Courtesy of Thomas Breen

Hours of witness testimony, photographic evidence, police reports and video footage prosecutors presented in court this week culminated with a judge ruling there is probable cause connecting former MIT researcher Qinxuan Pan to the 2021 murder of Kevin Jiang ENV ’22.

In court Monday, five witnesses took the stand to testify, including one person who witnessed the murder while others had interacted with Pan as he fled in an SUV. Prosecutors in Tuesday’s hearing shifted focus towards physical evidence. This included testimony from two state forensic scientists and one New Haven police detective who described the blood stains, gunshot residue and skin tissue found in the SUV, pointing to Pan as the murderer. 

At the end of the two-day hearings, State Superior Court Judge Jon Alander LAW ’78 found probable cause for Pan to have committed the crime. Now, prosecutors will try Pan for murder before a jury where Pan must be found guilty beyond a reasonable doubt.

“This should be the result,” Jiang’s father, Mincheng Jiang told the New Haven Independent following the judge’s ruling on Tuesday. ​“The evidence is clear.”

After Jiang was found shot dead in New Haven’s East Rock neighborhood in February 2021, Pan evaded police for months. 

After being named a person of interest in the case, Pan’s evasion triggered a months-long manhunt as he fled with seven cellphones, $19,000 in cash and his father’s passport. Investigators tracked him down in Georgia where he was arrested and charged with murder in May 2021.

During Tuesday’s hearing, Allison Gingell, a state forensic science examiner, testified about finding gunshot residue inside the stolen SUV Pan had been driving. To test for gunshot residue, investigators collected samples from the ceiling of the vehicle, as residue can float up and become lodged in the vehicle’s headliner if a gun was fired, NHPD Detective David Parker explained in his testimony in court.

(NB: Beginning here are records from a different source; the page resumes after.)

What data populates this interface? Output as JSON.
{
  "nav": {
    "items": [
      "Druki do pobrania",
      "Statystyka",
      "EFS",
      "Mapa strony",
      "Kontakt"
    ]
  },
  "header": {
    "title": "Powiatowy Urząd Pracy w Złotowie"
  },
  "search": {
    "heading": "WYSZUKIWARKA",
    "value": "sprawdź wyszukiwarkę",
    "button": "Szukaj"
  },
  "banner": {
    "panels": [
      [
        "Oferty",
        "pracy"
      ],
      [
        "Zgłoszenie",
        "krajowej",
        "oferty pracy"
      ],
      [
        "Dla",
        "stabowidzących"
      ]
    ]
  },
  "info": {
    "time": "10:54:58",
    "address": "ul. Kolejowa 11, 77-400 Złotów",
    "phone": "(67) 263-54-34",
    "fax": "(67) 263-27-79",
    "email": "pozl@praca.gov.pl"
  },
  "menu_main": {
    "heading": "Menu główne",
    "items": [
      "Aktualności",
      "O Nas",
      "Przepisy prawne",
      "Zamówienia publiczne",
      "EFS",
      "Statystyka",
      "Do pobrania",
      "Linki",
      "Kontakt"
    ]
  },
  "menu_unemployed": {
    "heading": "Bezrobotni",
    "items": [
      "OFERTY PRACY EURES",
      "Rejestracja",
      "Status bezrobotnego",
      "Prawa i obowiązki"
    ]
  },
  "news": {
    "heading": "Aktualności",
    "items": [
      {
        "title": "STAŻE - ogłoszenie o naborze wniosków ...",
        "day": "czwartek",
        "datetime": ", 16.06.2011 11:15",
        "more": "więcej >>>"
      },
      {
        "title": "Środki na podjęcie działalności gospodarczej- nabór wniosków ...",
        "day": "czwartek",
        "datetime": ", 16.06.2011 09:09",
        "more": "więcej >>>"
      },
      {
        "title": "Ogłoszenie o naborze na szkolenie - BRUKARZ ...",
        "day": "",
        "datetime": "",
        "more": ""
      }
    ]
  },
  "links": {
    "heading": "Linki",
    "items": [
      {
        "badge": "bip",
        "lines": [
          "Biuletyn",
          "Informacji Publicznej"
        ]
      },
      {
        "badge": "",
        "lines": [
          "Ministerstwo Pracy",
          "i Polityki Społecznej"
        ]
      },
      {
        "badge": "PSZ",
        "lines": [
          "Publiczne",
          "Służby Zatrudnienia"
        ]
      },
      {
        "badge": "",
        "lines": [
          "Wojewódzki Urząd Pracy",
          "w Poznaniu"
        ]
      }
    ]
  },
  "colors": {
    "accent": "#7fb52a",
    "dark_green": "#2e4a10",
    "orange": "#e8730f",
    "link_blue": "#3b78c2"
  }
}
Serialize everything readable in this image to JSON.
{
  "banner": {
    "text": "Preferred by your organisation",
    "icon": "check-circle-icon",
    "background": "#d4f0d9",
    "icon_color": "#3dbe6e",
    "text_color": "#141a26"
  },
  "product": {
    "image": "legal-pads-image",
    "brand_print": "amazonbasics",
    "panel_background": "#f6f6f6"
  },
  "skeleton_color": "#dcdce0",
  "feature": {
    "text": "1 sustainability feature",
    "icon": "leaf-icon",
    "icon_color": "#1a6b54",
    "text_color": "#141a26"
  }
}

Gingell also said she detected gunshot residue on a yellow jacket Pan had been seen with. That jacket was found abandoned among bags full of ammunition boxes and a firearm outside a North Haven Arby’s — down the street from a hotel where Pan had checked in the night after the murder. 

Steven Bryant, another state forensic science examiner testified that he had found traces of Jiang’s skin tissue in a knit winter hat that was found in the bags outside Arby’s as well. On Monday, North Haven Police Sgt. Jeffrey James Mills had testified that he saw Pan wearing the same hat. The hat also could be seen in Mills’ body camera footage which prosecutors played in court Monday.

In his testimony, New Haven Detective David Parker explained how a license plate-shaped dent in Jiang’s Toyota matched up with the license plate holder on the SUV that Pan drove. Prosecutors pulled up photos of the dent with measurement tape attached to compare it to the SUV’s plate holder. 

When investigating the vehicle, Parker also found traces of Jiang’s blood speckled on fuses he found ripped from the SUV and tucked away in a pocket of the vehicle.

Investigators also found traces of blood on the gearshift and a speckle of blood on a mask that was in one of the car’s side door pockets.

In his concluding remarks, Pan’s attorney, Kevin Smith, argued the evidence presented in court was not reliable. Smith claimed that investigators did not thoroughly look for evidence and that witness testimonies from Monday and Tuesday relied on “inferences.”  

But State Superior Court Judge Jon Alander LAW ’78 ultimately sided with prosecutors.

“The state has met its burden of proof,” he said.

On Wednesday, Pan’s attorneys requested Pan’s bond be lowered to $2 million from his current $20 million bond, which Judge Gerald Harmon denied.

Sophie Sonnenfeld is Managing Editor of the Yale Daily News. She previously served as City Editor and covered cops and courts as a beat reporter. She is a junior in Branford College double majoring in political science and anthropology.